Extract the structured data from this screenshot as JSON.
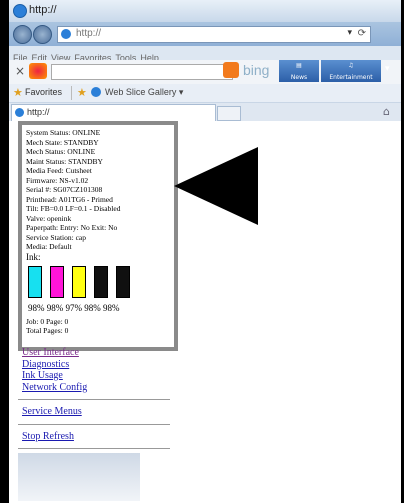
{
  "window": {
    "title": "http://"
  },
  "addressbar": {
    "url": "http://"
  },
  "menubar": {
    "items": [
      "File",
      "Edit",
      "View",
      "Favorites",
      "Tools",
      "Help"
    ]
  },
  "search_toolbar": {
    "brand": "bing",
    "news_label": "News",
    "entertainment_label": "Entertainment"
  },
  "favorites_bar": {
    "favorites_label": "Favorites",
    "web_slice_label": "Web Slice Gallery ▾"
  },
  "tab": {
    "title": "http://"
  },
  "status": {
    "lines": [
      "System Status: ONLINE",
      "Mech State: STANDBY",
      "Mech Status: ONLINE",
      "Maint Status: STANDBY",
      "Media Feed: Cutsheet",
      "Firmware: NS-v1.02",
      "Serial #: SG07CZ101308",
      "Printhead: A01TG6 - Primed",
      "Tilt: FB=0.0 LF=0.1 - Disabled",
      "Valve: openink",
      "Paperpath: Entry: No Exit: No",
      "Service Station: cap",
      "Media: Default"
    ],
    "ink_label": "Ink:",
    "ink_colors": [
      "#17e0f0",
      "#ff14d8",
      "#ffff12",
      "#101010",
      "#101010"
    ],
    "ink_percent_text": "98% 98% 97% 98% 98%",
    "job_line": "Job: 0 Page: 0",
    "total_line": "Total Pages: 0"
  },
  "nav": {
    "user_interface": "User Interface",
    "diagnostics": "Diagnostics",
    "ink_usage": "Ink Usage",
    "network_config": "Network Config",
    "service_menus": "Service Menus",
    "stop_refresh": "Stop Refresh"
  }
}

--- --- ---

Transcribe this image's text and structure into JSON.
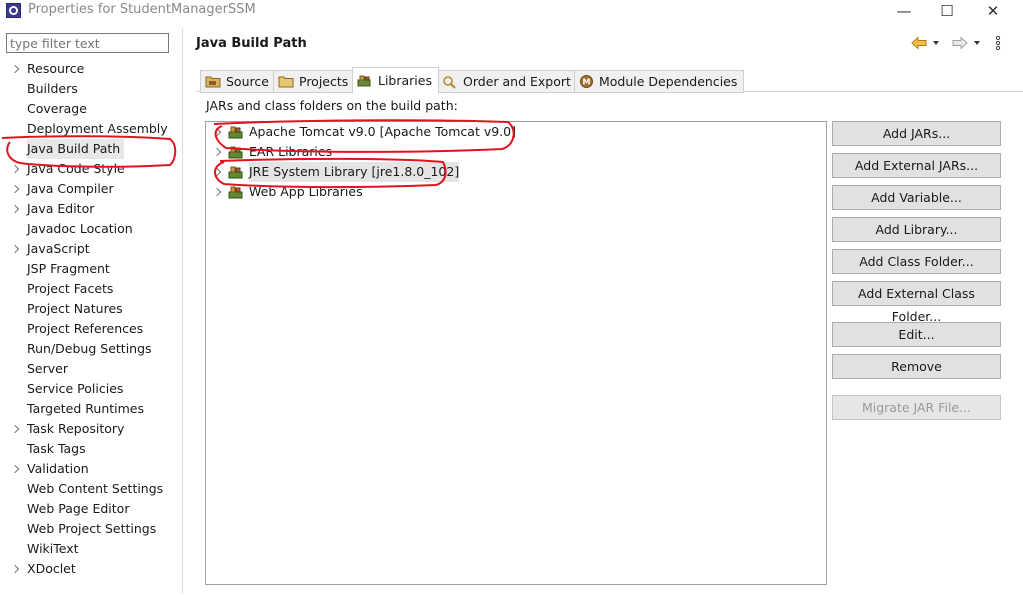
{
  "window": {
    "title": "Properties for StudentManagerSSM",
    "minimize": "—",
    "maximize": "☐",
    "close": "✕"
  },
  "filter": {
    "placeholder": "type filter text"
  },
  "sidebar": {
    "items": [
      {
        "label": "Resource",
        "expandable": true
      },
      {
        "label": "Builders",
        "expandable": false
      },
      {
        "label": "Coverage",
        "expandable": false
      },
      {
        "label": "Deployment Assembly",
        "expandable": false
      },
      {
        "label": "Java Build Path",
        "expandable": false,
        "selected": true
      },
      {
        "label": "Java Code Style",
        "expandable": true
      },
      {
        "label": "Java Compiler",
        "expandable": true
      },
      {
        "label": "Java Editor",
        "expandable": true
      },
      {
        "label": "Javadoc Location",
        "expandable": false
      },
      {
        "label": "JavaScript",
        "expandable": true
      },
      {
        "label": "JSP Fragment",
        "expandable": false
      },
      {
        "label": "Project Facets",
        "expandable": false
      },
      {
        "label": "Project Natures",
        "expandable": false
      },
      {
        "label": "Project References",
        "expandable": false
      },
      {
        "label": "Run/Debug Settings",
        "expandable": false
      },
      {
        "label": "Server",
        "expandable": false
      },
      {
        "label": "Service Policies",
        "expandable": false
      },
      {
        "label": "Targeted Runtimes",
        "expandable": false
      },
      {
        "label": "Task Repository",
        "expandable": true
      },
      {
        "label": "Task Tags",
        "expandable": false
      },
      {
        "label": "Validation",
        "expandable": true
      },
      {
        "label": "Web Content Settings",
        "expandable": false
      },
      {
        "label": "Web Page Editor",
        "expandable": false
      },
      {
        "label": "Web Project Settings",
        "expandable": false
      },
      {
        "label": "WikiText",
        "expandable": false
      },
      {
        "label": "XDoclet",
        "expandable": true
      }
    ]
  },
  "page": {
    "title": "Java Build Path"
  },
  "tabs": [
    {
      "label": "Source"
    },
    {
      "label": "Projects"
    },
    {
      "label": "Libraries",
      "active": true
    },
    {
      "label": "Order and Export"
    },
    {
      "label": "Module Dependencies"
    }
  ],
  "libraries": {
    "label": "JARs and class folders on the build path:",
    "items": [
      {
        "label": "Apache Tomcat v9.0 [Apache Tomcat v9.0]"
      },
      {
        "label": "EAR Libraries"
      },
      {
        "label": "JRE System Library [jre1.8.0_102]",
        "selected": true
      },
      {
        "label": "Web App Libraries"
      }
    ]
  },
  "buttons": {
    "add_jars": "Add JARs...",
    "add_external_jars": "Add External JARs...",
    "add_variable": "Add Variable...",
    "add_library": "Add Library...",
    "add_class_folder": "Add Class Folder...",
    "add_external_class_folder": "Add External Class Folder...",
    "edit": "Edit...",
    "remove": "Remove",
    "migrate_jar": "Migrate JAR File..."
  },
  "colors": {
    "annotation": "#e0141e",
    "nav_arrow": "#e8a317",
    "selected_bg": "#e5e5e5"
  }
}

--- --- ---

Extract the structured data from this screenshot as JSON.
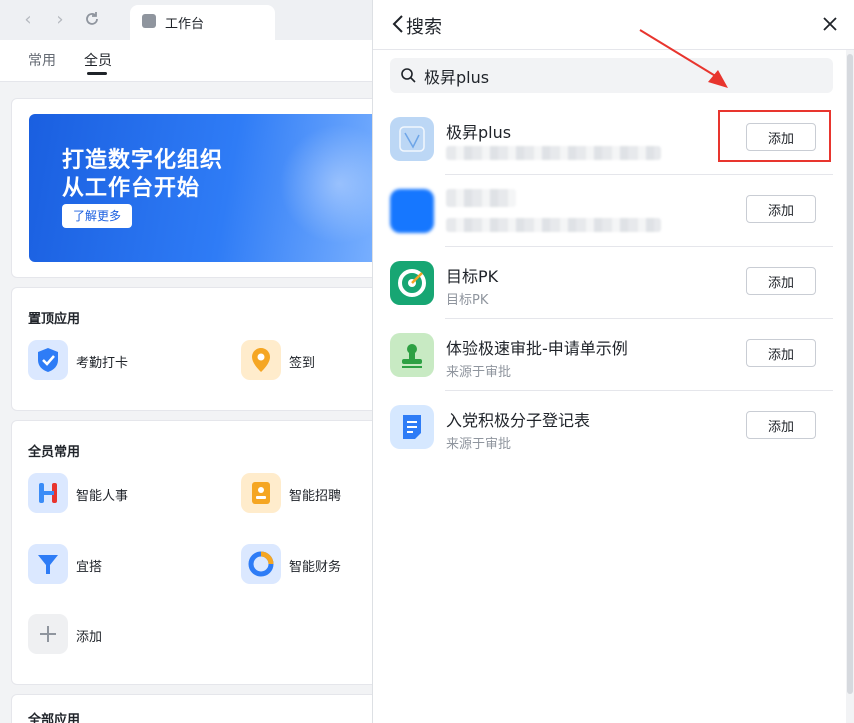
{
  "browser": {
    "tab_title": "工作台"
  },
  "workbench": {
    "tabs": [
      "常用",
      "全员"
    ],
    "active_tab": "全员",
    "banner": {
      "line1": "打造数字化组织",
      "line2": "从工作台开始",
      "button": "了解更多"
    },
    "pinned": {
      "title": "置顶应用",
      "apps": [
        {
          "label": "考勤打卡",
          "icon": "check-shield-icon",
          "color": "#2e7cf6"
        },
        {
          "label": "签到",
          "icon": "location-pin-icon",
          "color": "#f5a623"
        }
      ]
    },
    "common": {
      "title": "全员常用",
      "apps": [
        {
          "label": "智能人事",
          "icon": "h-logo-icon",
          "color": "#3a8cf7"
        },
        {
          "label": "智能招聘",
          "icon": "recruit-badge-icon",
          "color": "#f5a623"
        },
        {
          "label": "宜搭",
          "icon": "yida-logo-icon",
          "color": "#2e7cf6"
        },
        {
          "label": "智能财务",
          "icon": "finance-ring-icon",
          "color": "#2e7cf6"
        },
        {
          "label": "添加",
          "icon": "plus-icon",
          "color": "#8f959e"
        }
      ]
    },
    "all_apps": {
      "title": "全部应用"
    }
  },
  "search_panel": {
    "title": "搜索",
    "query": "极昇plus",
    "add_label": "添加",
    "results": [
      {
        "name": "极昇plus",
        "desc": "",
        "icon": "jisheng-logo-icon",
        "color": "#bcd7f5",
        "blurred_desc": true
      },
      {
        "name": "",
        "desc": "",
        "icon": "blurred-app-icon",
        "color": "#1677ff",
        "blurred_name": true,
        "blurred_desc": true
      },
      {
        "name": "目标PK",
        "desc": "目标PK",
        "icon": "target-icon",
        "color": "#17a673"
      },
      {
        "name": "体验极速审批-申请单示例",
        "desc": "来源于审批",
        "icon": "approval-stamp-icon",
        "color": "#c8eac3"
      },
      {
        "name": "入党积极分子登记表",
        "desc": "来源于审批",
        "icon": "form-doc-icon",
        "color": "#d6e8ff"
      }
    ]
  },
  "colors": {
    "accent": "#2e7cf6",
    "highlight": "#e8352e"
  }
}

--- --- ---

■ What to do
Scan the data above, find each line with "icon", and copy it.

■ Solution to this task
          "icon": "check-shield-icon",
          "icon": "location-pin-icon",
          "icon": "h-logo-icon",
          "icon": "recruit-badge-icon",
          "icon": "yida-logo-icon",
          "icon": "finance-ring-icon",
          "icon": "plus-icon",
        "icon": "jisheng-logo-icon",
        "icon": "blurred-app-icon",
        "icon": "target-icon",
        "icon": "approval-stamp-icon",
        "icon": "form-doc-icon",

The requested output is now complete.